Join us Monday to wrap up the discussion on our June book club pick Barbara Brown Taylor’s, Learning to Walk in the Dark (I heard her speak last night, so I should hopefully have some good discussion questions Monday).
But if you’re keeping up with book club around here (#LYBIbookclub on FB, Twitter & Instagram), I choose a book towards the end of each month for the following month and then we’ll dicuss that book on the last day of the month (last weekday typically). If you want to read past selections, scroll on the right hand side to “Topics to Peruse” and select LYBI Book Club. It’ll pull the past selections and discussions. Maybe I should add it to the top toolbar? Let me know if that would make it easier.
So our July selection is ‘A Land More Kind Than Home‘ by Wiley Cash. A good friend of ours Jess (boy Jess) recommended this author on Facebook, and so David read another of Wiley Cash’s books, This Dark Road to Mercy a few weeks ago. Then he said I NEEDED to read it, and so I did. And I really enjoyed it. I loved his writing. Everyone says he’s the new great American novelist, which in my mind says, “get ready little folks, this’ll be your summer reading book in a couple years”. His writing was likened to Harper Lee and Cormac McCarthy, so if beautifully written stories are your forte, I say give this one a shot.
I’m about to start A Land More Kind Than Home so it’ll be the July pick. Oh and bonus, it was his first book so if you haven’t read anything else by Wiley Cash…GOOD! Join us this month–should be a quick read!
The back of the book reads, “For a curious boy like Jess Hall, growing up in Marshall means trouble when you get caught spying on grown-ups. Adventurous and precocious, Jess is protective of his older brother, Christopher, a mute whom everyone calls Stump. Though their mother has warned them not to snoop, Stump can’t help sneaking a look at something he’s not supposed to—an act that will have repercussions. It’s a wrenching event that thrusts Jess into an adulthood for which he’s not prepared. He now knows that a new understanding can bring not only danger and evil—but also the possibility of freedom and deliverance.”
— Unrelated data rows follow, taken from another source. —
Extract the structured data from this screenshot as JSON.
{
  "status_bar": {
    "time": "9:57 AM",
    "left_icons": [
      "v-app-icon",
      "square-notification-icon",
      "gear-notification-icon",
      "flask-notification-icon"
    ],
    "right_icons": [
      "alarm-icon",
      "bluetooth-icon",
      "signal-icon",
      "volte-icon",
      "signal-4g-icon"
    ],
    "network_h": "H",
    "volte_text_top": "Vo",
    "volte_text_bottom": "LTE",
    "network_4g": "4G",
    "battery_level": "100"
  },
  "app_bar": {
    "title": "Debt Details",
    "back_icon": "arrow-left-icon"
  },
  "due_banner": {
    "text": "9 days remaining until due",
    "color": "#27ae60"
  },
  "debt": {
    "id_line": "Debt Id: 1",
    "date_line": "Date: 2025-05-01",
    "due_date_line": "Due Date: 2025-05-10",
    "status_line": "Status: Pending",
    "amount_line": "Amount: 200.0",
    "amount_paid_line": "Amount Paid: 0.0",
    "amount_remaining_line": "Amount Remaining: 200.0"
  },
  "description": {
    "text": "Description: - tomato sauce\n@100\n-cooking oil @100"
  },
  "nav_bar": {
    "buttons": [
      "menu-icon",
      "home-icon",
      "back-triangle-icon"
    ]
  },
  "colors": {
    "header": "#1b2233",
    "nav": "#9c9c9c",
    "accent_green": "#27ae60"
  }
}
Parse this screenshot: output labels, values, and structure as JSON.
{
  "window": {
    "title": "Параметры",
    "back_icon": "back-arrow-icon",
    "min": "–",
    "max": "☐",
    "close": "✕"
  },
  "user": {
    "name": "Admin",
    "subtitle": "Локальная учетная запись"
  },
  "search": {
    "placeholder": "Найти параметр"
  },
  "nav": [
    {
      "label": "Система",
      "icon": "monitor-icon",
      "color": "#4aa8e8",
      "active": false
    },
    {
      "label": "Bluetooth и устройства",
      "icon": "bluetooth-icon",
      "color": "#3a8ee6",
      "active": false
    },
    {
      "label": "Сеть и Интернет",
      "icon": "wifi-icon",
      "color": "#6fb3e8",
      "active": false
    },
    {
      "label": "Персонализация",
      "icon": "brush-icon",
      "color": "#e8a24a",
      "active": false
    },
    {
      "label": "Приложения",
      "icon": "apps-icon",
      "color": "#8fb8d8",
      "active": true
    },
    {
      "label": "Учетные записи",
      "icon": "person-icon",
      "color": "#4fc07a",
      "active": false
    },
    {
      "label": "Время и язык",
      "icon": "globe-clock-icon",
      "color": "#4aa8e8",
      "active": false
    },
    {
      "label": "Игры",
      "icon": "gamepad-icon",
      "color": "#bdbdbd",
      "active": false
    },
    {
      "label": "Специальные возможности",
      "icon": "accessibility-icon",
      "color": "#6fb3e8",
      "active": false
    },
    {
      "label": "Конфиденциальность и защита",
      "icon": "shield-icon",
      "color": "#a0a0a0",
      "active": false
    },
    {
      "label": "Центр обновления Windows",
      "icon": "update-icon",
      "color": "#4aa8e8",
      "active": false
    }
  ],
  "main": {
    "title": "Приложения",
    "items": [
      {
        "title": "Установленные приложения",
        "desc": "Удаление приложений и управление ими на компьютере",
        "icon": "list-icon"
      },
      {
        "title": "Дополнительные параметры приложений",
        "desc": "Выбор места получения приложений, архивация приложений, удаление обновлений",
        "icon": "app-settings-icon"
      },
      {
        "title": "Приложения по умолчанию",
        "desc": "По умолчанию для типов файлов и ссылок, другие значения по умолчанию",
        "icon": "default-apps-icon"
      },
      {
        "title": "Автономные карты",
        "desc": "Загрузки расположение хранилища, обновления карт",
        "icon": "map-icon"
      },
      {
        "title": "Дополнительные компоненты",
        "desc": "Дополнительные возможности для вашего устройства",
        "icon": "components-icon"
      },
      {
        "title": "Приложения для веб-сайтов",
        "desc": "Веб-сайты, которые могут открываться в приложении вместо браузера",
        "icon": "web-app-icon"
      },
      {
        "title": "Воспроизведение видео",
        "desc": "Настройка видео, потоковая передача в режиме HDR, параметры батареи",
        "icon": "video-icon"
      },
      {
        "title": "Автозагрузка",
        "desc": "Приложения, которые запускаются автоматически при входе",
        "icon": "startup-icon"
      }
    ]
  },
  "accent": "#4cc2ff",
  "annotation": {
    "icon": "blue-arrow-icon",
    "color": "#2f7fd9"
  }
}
Sounds like perfect summer reading to me. Now that I enjoy reading in the summer. But for the record, I HATED summer reading in school. One time, I didn’t read my required book The Giver at all. Like didn’t even pick it up. No bend in the spine at all. I totally judged that book by the cover and was like, “old man on the cover= slow and boring book”. And completely flunked the test. My 6th grade teacher asked me, “did you even read the book”, to which I said, “um…no. Could you tell?” Still haven’t read The Giver but I think they’re making it into a movie this year. Maybe I should make it up to myself and read it after all.